Desert1 (n., pronounced deh-zert) — a large area of land that has very little water and very few plants growing on it, e.g. the Sahara Desert.
Desert2 (v., pronounced dee-zert) — to go away from a place without intending ever to return.
“Ice cream for dessert?” Pee Nang exclaimed. “Your place doesn’t exactly sound like the depressing desert1 you always portray it to be. You make it seem as if the whole world has deserted2 you!”
Maybe (adv.) — perhaps.
May be — to express possibility.
“Maybe I could have exaggerated my situation a bit.
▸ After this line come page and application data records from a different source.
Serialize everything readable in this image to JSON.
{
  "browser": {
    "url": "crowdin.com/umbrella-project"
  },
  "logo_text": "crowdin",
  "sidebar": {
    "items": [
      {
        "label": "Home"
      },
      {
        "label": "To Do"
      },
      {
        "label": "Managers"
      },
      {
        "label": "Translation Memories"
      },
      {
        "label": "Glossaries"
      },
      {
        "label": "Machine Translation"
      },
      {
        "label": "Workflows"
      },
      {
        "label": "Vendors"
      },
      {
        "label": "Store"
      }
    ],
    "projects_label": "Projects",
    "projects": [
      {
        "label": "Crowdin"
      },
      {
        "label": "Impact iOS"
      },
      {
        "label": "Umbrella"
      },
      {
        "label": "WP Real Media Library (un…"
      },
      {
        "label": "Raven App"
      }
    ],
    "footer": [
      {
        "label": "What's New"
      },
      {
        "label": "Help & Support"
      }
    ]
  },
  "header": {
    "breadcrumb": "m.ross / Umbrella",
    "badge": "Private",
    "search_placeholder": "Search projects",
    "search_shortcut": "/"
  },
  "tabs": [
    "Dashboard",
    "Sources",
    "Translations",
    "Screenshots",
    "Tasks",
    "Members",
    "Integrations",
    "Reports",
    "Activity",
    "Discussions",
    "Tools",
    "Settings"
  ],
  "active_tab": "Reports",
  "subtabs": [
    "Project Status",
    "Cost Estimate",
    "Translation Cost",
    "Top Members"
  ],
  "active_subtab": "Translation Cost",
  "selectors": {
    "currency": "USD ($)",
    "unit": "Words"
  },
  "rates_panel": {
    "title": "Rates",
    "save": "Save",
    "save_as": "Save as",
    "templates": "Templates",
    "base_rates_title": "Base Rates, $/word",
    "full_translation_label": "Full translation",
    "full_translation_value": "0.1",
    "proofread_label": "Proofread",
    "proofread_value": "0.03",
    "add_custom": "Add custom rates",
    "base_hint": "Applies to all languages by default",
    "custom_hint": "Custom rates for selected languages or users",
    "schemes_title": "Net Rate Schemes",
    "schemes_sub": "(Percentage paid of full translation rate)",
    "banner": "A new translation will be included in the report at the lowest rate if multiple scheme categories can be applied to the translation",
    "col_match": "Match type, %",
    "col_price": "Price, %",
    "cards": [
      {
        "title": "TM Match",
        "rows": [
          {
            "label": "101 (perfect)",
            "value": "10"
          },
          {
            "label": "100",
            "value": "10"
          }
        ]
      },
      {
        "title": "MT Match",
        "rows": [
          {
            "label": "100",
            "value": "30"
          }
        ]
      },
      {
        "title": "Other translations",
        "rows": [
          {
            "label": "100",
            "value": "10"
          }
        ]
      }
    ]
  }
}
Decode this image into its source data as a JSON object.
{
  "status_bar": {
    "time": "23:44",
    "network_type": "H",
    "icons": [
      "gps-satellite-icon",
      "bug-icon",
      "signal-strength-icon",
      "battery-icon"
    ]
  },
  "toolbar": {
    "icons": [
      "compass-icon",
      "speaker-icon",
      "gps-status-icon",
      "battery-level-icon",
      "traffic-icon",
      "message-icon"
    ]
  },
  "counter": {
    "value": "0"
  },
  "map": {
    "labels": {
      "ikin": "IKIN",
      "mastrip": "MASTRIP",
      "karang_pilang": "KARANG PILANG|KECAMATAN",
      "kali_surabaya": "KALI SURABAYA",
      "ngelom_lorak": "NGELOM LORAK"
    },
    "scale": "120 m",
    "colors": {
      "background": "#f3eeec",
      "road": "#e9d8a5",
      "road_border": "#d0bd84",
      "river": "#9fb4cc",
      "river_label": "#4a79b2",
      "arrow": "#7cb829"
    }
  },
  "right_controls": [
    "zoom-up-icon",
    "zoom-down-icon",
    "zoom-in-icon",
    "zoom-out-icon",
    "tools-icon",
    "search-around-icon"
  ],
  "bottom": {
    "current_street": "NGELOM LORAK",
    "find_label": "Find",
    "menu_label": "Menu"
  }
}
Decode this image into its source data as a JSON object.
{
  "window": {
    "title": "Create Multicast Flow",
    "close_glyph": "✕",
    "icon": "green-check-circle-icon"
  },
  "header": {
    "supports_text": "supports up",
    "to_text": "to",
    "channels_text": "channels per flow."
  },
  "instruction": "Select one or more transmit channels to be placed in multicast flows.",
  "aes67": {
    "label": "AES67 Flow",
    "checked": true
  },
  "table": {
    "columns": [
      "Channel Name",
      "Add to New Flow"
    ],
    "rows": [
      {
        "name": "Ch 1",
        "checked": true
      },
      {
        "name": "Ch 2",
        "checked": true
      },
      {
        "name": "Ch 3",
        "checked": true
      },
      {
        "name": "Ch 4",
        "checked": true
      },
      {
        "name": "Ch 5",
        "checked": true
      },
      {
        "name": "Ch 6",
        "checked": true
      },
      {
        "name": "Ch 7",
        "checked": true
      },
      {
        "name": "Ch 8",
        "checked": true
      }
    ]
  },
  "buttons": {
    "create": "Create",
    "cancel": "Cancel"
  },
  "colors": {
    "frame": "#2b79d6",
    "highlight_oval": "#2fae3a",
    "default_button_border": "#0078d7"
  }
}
But seriously, I may be having a rather serious house fly problem,” Kay El explained in a doleful tone.
Breath (n., pronounced breh-th) — the air you take into and let out of your lungs.
Breathe (v., pronounced bree-th) — the act of taking air into and letting out of your lungs.
“Okay, take a deep breath,” Pee Nang assured Kay El with a smile. “I may have been too hard on you. Once my mother works her magic at your place, I’m sure you’ll breathe easier after that.”
Coincident (adj.) — happening in the same place or at the same time.
Coincidence (n.) — similar event happening at the same time by chance.
“Talking about breathing, isn’t it a coincidence that the houseflies started appearing the day after you came over with those pungent prawn crackers?” Kay El remarked. “I remember reading that the presence of house flies is coincident with the presence of dried seafood.”
Loose (adj.) — not tight.
Lose (v.) — present tense for “lost”.
“Now, now, Kay El, let’s not lose track of the discussion here,” Pee Nang said hurriedly. “We were talking about fixing your house fly problem.”
In an undertone, he muttered, “And not about a loose pack of prawn crackers disappearing in your home ...”
Later (adv.) — afterwards.
Latter (adj.) — the second of two things or people already mentioned.
“You were going to confirm the time my mother could drop by later. Now you’re going back to a visit I made in the past,” Pee Nang reminded Kay El. “Let’s not confuse the former with the latter, shall we?”
Personal (adj., pronounced as per-suh-nuhl) — private.
Personnel (n., pronounced as per-suh-nell) — staff members
“Anyway, let’s not take things personally,” Pee Nang said cheerily. “By the way, the Personnel Department is questioning me about being away from the office for three hours yesterday.”
Principal (n.) — administrator.
Principle (n.) — guiding rule for personal behaviour.
“I’m sure you were on company business. I know you to be a man ofprinciple,” Kay El said. “The head of the Personnel Department is always acting like a school principal.”
Quiet (adj., pronounced kwai-yuht) — silent.
Quite (adv. Pronounced kwait) — very or actually.
“You are quite right I am!” Pee Nang replied emphatically. “Now that we are all settled, I’ll just slip away quietly.”
Than (conj.) — used after a comparative like “faster”, “cleaner”, “healthier”, etc.
Then (adv.) — referring to a time in the past or future.
Waving goodbye, Pee Nang called out, “I’ll see you later then!”
As Kay El waved in return, he wondered if managing his house fly problem would be easier than managing his young employee.
Christine Jalleh is a communications specialist with a Master’s degree in English Language studies. She blogs about communications and business English at http://christinejalleh.com